- **Your objective**: The expected output is every entry that follows, reproduced exactly.

[Web page and app entries]
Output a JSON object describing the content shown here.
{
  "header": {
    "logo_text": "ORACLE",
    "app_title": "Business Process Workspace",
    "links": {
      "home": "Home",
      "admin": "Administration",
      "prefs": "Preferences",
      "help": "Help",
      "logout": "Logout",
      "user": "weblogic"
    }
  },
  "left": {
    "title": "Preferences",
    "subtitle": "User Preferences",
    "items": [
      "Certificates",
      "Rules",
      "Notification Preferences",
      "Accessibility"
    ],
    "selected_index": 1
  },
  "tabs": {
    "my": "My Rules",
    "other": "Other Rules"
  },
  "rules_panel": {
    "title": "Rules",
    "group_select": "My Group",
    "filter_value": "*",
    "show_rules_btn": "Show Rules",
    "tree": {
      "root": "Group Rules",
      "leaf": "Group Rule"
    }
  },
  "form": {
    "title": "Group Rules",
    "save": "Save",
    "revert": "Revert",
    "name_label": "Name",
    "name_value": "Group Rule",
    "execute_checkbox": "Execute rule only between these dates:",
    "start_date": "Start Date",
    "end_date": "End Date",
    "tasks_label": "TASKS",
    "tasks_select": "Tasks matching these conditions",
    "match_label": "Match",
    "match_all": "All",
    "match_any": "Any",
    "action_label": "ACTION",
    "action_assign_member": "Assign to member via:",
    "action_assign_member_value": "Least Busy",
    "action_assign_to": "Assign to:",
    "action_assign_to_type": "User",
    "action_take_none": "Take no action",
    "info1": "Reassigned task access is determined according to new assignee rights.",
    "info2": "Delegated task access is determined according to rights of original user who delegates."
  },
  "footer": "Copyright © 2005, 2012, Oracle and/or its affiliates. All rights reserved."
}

- **Written response**:
Output a JSON object describing the content shown here.
{
  "header": {
    "logo_text": "ORACLE",
    "app_title": "Business Process Workspace",
    "links": {
      "home": "Home",
      "admin": "Administration",
      "prefs": "Preferences",
      "help": "Help",
      "logout": "Logout",
      "user": "weblogic"
    }
  },
  "left": {
    "title": "Preferences",
    "subtitle": "User Preferences",
    "items": [
      "Certificates",
      "Rules",
      "Notification Preferences",
      "Accessibility"
    ],
    "selected_index": 1
  },
  "tabs": {
    "my": "My Rules",
    "other": "Other Rules"
  },
  "rules_panel": {
    "title": "Rules",
    "group_select": "My Group",
    "filter_value": "*",
    "show_rules_btn": "Show Rules",
    "tree": {
      "root": "Group Rules",
      "leaf": "Group Rule"
    }
  },
  "form": {
    "title": "Group Rules",
    "save": "Save",
    "revert": "Revert",
    "name_label": "Name",
    "name_value": "Group Rule",
    "execute_checkbox": "Execute rule only between these dates:",
    "start_date": "Start Date",
    "end_date": "End Date",
    "tasks_label": "TASKS",
    "tasks_select": "Tasks matching these conditions",
    "match_label": "Match",
    "match_all": "All",
    "match_any": "Any",
    "action_label": "ACTION",
    "action_assign_member": "Assign to member via:",
    "action_assign_member_value": "Least Busy",
    "action_assign_to": "Assign to:",
    "action_assign_to_type": "User",
    "action_take_none": "Take no action",
    "info1": "Reassigned task access is determined according to new assignee rights.",
    "info2": "Delegated task access is determined according to rights of original user who delegates."
  },
  "footer": "Copyright © 2005, 2012, Oracle and/or its affiliates. All rights reserved."
}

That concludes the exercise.